Zachariah believes edtech, healthtech, mobility/logistics-tech and agritech can overcome impediments from climate change-induced droughts to child illiteracy.
"One of the reasons I live in South Africa and love the African continent is because a piece of technology that is done right in a place like Kenya or Nigeria or South Africa or Egypt affects an exponentially higher number of lives than the exact same piece of technology in London, Paris or Zürich."
He cites the example of Zipline, a drone service that delivers blood and medical supplies across Rwanda and beyond.
“In San Francisco, this saves 2 or 3 lives, here it saves 1000’s of lives every year.”
George sees edtech as alleviating multiple demographic fractures.
"The cost of data in Africa is super high - so a Telco is likely to sponsor an online school; all your content is free."
"In rural Africa, people spend 25-30% of their income on transport. So you’re saving money on transport, teachers, paper, printing - it’s a spider effect. Fancy people in Hampstead call this impact investing, but really, it’s just doing something commercially viable with a ripple effect. No one is doing it to get on the cover of Time Magazine."
For Zachariah, being one of the originators of a tech scene that is attracting record capital inflows and creating a new blueprint for the continent's development isn’t enough.
"We want to be the Sequoia of Africa."
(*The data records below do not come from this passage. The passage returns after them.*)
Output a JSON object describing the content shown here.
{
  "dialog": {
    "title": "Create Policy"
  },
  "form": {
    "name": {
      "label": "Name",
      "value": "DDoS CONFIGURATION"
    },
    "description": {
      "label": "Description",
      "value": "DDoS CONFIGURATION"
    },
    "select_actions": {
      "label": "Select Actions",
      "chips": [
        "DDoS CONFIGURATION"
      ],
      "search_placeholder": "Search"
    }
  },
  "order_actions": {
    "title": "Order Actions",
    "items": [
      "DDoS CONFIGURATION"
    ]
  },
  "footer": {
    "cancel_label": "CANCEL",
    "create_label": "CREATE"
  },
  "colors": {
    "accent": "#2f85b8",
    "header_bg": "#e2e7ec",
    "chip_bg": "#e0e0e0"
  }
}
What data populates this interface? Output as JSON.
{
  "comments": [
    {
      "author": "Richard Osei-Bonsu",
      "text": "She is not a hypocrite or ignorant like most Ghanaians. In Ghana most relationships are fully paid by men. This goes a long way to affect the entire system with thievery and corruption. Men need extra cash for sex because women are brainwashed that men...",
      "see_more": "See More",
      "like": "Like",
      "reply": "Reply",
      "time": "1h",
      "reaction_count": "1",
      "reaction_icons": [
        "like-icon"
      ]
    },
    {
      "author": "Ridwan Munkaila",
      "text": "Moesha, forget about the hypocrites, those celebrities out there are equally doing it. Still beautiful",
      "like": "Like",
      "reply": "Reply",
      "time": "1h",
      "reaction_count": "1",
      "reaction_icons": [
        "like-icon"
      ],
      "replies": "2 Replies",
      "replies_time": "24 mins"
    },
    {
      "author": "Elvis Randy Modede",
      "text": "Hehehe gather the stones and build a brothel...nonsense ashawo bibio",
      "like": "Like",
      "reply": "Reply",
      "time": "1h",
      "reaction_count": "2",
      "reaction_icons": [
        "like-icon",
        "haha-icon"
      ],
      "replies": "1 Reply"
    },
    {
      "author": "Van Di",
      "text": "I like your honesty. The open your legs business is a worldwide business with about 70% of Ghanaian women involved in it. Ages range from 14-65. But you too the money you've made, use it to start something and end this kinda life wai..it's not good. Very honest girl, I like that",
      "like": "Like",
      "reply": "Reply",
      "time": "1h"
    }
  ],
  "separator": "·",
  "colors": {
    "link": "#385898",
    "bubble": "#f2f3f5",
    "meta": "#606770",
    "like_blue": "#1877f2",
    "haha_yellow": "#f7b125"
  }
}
Now, the maturing ecosystem and improvements in digital infrastructure will only enable more entrepreneurs to emerge. For George, the job of becoming the pre-eminent Seed fund in Africa is to spot and nurture that talent.